[App and web page records]

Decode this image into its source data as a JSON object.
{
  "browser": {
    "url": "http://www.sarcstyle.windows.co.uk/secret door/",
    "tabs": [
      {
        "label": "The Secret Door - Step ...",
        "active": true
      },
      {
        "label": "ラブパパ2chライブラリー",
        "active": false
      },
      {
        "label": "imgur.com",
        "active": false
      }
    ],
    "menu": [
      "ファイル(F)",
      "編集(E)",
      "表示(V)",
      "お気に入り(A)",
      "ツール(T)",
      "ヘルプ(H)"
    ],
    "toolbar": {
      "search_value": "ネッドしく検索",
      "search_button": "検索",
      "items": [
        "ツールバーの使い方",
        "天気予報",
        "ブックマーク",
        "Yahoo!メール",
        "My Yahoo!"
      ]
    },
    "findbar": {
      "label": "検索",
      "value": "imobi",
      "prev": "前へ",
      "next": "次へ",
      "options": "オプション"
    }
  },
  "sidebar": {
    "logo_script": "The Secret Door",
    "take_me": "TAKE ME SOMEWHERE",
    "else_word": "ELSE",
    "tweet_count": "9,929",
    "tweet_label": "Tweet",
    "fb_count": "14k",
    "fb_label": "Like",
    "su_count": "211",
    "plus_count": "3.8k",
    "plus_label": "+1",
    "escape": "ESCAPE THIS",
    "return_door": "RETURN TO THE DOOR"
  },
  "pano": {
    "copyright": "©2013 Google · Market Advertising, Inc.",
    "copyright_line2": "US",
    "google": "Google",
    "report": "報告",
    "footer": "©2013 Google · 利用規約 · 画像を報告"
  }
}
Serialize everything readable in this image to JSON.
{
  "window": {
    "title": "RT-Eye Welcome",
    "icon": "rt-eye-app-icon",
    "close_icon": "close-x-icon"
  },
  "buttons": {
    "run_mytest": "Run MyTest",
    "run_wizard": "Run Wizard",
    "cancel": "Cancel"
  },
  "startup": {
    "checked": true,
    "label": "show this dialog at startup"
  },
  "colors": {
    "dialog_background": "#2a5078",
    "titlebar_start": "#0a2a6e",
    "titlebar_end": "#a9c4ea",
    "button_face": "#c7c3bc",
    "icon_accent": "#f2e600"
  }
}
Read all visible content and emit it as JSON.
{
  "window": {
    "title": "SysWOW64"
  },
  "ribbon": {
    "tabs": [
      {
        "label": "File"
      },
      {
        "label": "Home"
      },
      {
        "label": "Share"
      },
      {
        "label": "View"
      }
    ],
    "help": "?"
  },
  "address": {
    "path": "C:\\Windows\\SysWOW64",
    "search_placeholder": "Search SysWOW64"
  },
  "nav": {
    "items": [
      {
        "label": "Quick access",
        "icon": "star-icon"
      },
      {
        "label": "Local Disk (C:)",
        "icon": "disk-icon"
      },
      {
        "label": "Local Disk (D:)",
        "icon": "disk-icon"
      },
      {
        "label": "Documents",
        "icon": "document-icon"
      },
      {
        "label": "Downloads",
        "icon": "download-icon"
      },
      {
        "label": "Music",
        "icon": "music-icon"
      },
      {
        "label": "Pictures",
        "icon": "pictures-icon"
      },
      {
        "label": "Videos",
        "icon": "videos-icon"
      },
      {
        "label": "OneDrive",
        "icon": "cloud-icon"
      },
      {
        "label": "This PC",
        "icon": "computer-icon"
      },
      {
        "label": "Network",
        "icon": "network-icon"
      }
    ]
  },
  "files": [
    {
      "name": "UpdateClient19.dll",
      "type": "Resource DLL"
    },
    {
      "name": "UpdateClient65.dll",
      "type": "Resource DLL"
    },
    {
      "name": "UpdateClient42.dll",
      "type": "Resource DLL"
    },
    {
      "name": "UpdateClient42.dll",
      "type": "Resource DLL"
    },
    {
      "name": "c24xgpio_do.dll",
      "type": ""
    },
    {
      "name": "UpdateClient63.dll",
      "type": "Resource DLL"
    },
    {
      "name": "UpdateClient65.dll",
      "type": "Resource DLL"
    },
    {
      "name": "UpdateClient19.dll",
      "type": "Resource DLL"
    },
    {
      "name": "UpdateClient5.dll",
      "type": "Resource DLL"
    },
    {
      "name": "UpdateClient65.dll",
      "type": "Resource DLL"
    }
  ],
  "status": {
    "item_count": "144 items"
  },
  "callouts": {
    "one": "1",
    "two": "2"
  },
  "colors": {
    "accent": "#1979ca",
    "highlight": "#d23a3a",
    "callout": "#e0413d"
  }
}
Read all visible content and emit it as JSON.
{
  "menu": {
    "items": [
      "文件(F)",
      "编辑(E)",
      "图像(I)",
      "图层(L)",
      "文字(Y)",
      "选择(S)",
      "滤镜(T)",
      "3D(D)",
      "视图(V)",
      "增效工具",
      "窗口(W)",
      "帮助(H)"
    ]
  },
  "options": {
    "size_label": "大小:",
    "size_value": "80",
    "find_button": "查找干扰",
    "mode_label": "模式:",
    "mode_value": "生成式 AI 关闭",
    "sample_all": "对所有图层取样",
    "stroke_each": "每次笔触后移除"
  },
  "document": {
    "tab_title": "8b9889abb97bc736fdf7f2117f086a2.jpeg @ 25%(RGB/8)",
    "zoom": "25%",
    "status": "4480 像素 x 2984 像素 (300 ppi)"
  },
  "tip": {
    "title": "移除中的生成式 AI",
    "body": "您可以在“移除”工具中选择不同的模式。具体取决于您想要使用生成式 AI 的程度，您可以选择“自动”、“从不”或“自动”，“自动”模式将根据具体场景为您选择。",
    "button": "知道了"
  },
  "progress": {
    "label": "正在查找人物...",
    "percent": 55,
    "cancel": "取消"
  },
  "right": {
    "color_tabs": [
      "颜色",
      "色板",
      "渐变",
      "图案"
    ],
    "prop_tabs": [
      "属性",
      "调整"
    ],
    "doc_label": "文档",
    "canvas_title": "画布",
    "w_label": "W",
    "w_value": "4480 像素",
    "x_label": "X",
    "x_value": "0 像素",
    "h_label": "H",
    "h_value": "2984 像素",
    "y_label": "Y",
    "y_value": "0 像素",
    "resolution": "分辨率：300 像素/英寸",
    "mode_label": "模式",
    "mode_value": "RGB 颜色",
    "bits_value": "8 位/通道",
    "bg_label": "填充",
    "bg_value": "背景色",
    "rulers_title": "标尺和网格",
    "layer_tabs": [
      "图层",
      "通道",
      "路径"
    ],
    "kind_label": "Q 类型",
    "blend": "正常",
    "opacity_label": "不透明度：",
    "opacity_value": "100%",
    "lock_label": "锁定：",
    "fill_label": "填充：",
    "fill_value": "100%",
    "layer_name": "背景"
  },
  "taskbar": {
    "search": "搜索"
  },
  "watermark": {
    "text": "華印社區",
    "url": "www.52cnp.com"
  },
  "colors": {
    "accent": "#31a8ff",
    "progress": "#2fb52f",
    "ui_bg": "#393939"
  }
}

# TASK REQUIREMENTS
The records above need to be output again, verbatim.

# RESPONSE TO THIS EXERCISE
Decode this image into its source data as a JSON object.
{
  "browser": {
    "url": "http://www.sarcstyle.windows.co.uk/secret door/",
    "tabs": [
      {
        "label": "The Secret Door - Step ...",
        "active": true
      },
      {
        "label": "ラブパパ2chライブラリー",
        "active": false
      },
      {
        "label": "imgur.com",
        "active": false
      }
    ],
    "menu": [
      "ファイル(F)",
      "編集(E)",
      "表示(V)",
      "お気に入り(A)",
      "ツール(T)",
      "ヘルプ(H)"
    ],
    "toolbar": {
      "search_value": "ネッドしく検索",
      "search_button": "検索",
      "items": [
        "ツールバーの使い方",
        "天気予報",
        "ブックマーク",
        "Yahoo!メール",
        "My Yahoo!"
      ]
    },
    "findbar": {
      "label": "検索",
      "value": "imobi",
      "prev": "前へ",
      "next": "次へ",
      "options": "オプション"
    }
  },
  "sidebar": {
    "logo_script": "The Secret Door",
    "take_me": "TAKE ME SOMEWHERE",
    "else_word": "ELSE",
    "tweet_count": "9,929",
    "tweet_label": "Tweet",
    "fb_count": "14k",
    "fb_label": "Like",
    "su_count": "211",
    "plus_count": "3.8k",
    "plus_label": "+1",
    "escape": "ESCAPE THIS",
    "return_door": "RETURN TO THE DOOR"
  },
  "pano": {
    "copyright": "©2013 Google · Market Advertising, Inc.",
    "copyright_line2": "US",
    "google": "Google",
    "report": "報告",
    "footer": "©2013 Google · 利用規約 · 画像を報告"
  }
}
Serialize everything readable in this image to JSON.
{
  "window": {
    "title": "RT-Eye Welcome",
    "icon": "rt-eye-app-icon",
    "close_icon": "close-x-icon"
  },
  "buttons": {
    "run_mytest": "Run MyTest",
    "run_wizard": "Run Wizard",
    "cancel": "Cancel"
  },
  "startup": {
    "checked": true,
    "label": "show this dialog at startup"
  },
  "colors": {
    "dialog_background": "#2a5078",
    "titlebar_start": "#0a2a6e",
    "titlebar_end": "#a9c4ea",
    "button_face": "#c7c3bc",
    "icon_accent": "#f2e600"
  }
}
Read all visible content and emit it as JSON.
{
  "window": {
    "title": "SysWOW64"
  },
  "ribbon": {
    "tabs": [
      {
        "label": "File"
      },
      {
        "label": "Home"
      },
      {
        "label": "Share"
      },
      {
        "label": "View"
      }
    ],
    "help": "?"
  },
  "address": {
    "path": "C:\\Windows\\SysWOW64",
    "search_placeholder": "Search SysWOW64"
  },
  "nav": {
    "items": [
      {
        "label": "Quick access",
        "icon": "star-icon"
      },
      {
        "label": "Local Disk (C:)",
        "icon": "disk-icon"
      },
      {
        "label": "Local Disk (D:)",
        "icon": "disk-icon"
      },
      {
        "label": "Documents",
        "icon": "document-icon"
      },
      {
        "label": "Downloads",
        "icon": "download-icon"
      },
      {
        "label": "Music",
        "icon": "music-icon"
      },
      {
        "label": "Pictures",
        "icon": "pictures-icon"
      },
      {
        "label": "Videos",
        "icon": "videos-icon"
      },
      {
        "label": "OneDrive",
        "icon": "cloud-icon"
      },
      {
        "label": "This PC",
        "icon": "computer-icon"
      },
      {
        "label": "Network",
        "icon": "network-icon"
      }
    ]
  },
  "files": [
    {
      "name": "UpdateClient19.dll",
      "type": "Resource DLL"
    },
    {
      "name": "UpdateClient65.dll",
      "type": "Resource DLL"
    },
    {
      "name": "UpdateClient42.dll",
      "type": "Resource DLL"
    },
    {
      "name": "UpdateClient42.dll",
      "type": "Resource DLL"
    },
    {
      "name": "c24xgpio_do.dll",
      "type": ""
    },
    {
      "name": "UpdateClient63.dll",
      "type": "Resource DLL"
    },
    {
      "name": "UpdateClient65.dll",
      "type": "Resource DLL"
    },
    {
      "name": "UpdateClient19.dll",
      "type": "Resource DLL"
    },
    {
      "name": "UpdateClient5.dll",
      "type": "Resource DLL"
    },
    {
      "name": "UpdateClient65.dll",
      "type": "Resource DLL"
    }
  ],
  "status": {
    "item_count": "144 items"
  },
  "callouts": {
    "one": "1",
    "two": "2"
  },
  "colors": {
    "accent": "#1979ca",
    "highlight": "#d23a3a",
    "callout": "#e0413d"
  }
}
Read all visible content and emit it as JSON.
{
  "menu": {
    "items": [
      "文件(F)",
      "编辑(E)",
      "图像(I)",
      "图层(L)",
      "文字(Y)",
      "选择(S)",
      "滤镜(T)",
      "3D(D)",
      "视图(V)",
      "增效工具",
      "窗口(W)",
      "帮助(H)"
    ]
  },
  "options": {
    "size_label": "大小:",
    "size_value": "80",
    "find_button": "查找干扰",
    "mode_label": "模式:",
    "mode_value": "生成式 AI 关闭",
    "sample_all": "对所有图层取样",
    "stroke_each": "每次笔触后移除"
  },
  "document": {
    "tab_title": "8b9889abb97bc736fdf7f2117f086a2.jpeg @ 25%(RGB/8)",
    "zoom": "25%",
    "status": "4480 像素 x 2984 像素 (300 ppi)"
  },
  "tip": {
    "title": "移除中的生成式 AI",
    "body": "您可以在“移除”工具中选择不同的模式。具体取决于您想要使用生成式 AI 的程度，您可以选择“自动”、“从不”或“自动”，“自动”模式将根据具体场景为您选择。",
    "button": "知道了"
  },
  "progress": {
    "label": "正在查找人物...",
    "percent": 55,
    "cancel": "取消"
  },
  "right": {
    "color_tabs": [
      "颜色",
      "色板",
      "渐变",
      "图案"
    ],
    "prop_tabs": [
      "属性",
      "调整"
    ],
    "doc_label": "文档",
    "canvas_title": "画布",
    "w_label": "W",
    "w_value": "4480 像素",
    "x_label": "X",
    "x_value": "0 像素",
    "h_label": "H",
    "h_value": "2984 像素",
    "y_label": "Y",
    "y_value": "0 像素",
    "resolution": "分辨率：300 像素/英寸",
    "mode_label": "模式",
    "mode_value": "RGB 颜色",
    "bits_value": "8 位/通道",
    "bg_label": "填充",
    "bg_value": "背景色",
    "rulers_title": "标尺和网格",
    "layer_tabs": [
      "图层",
      "通道",
      "路径"
    ],
    "kind_label": "Q 类型",
    "blend": "正常",
    "opacity_label": "不透明度：",
    "opacity_value": "100%",
    "lock_label": "锁定：",
    "fill_label": "填充：",
    "fill_value": "100%",
    "layer_name": "背景"
  },
  "taskbar": {
    "search": "搜索"
  },
  "watermark": {
    "text": "華印社區",
    "url": "www.52cnp.com"
  },
  "colors": {
    "accent": "#31a8ff",
    "progress": "#2fb52f",
    "ui_bg": "#393939"
  }
}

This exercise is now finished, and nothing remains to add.